To add to what Clayton said about distorting reality, the state will alter customs buy using state prosecution. I may not think you wronged me by fighting with me but the gov. will still press charges against you, taking away the ability for the parties involved to set their own preferences on law.

  • | Post Points: 20
Not Ranked
Posts 13
Points 305
LiberTed replied on Sat, Sep 22 2012 4:51 PM

I do not think so either, but what I do think however is that if there is not an agreement based on non-violent communication beforehand, the use of violence will not solve any conflicts or establish mutual harmony. It is more likely that the use of violence will cause new conflicts or simply leave the original conflict unsolved. If there is not an agreement based on non-violent communication and violence is used, the person attacked may defend him- or herself from the attacker.

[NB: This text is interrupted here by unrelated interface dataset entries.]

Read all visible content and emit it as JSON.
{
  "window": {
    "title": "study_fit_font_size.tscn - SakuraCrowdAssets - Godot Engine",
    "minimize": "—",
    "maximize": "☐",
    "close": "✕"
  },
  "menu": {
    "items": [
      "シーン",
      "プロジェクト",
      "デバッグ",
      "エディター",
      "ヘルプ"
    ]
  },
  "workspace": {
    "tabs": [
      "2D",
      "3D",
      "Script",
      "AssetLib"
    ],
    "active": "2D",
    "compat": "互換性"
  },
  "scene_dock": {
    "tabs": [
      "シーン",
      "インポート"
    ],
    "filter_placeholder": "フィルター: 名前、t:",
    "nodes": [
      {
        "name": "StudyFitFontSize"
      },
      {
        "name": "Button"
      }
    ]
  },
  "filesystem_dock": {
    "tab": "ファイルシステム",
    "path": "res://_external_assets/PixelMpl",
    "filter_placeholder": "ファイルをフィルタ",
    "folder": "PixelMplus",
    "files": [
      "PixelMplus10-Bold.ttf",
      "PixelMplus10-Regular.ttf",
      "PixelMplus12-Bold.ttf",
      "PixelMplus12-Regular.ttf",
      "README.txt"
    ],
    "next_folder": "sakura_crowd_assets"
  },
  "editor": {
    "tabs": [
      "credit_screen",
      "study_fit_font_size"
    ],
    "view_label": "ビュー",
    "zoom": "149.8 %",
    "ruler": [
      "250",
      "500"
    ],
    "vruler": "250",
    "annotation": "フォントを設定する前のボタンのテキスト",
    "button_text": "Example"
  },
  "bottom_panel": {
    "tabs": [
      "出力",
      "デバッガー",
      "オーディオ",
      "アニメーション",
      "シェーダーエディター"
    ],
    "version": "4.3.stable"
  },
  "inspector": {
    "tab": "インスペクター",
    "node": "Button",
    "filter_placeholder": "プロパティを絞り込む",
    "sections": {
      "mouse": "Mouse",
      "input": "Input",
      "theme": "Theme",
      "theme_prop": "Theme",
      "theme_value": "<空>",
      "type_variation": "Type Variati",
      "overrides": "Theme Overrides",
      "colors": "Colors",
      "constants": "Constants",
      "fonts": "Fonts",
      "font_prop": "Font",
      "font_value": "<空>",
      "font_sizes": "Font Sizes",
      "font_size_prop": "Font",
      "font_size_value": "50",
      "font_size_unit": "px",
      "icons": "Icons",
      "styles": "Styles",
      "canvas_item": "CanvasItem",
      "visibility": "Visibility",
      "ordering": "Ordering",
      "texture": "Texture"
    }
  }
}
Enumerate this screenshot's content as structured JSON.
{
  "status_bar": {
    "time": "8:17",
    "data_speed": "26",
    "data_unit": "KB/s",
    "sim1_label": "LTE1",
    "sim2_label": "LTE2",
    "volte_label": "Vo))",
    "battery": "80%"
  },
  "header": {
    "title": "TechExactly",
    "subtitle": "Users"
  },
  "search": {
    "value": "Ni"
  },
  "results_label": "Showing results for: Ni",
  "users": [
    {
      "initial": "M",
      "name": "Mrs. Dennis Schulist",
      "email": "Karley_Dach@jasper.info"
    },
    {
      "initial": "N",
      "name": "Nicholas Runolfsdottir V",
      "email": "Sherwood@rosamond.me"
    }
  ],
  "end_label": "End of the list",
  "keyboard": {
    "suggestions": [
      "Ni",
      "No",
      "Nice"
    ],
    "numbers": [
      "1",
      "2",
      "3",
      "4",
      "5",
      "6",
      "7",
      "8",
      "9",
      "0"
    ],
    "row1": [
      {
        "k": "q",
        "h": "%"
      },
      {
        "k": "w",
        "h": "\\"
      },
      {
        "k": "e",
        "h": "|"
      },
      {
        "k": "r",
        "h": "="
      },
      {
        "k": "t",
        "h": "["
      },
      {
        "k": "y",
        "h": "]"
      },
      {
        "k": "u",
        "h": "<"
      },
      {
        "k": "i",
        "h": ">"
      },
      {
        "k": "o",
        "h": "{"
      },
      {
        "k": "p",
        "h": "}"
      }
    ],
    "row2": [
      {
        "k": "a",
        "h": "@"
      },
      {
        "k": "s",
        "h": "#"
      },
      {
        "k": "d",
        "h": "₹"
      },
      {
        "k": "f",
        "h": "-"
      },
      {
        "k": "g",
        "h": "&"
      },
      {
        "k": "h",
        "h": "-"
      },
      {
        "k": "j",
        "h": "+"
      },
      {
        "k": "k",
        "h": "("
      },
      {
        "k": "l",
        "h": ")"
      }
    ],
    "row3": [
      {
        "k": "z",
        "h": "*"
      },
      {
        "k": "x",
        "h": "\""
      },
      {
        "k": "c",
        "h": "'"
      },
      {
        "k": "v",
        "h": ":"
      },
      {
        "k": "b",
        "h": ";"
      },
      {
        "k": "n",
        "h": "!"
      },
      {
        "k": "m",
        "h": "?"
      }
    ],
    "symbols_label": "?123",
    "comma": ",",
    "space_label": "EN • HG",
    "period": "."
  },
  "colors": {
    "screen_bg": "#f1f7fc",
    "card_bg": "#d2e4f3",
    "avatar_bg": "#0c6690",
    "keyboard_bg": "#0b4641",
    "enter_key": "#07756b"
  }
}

When a conflict is solved peace/mutual harmony is established. If one person involved in a conflict is killed there cannot be peace/mutual harmony and the conflict is not solved, it is merely ended. In order for the people involved in a conflict to gain incentive to solve the conflict through non-violent communication and to avoid a situation of "might makes right" they must negotiate on equal terms, which one could use as an argument for people to bear arms.

 

 

  • | Post Points: 5
Page 1 of 1 (13 items) | RSS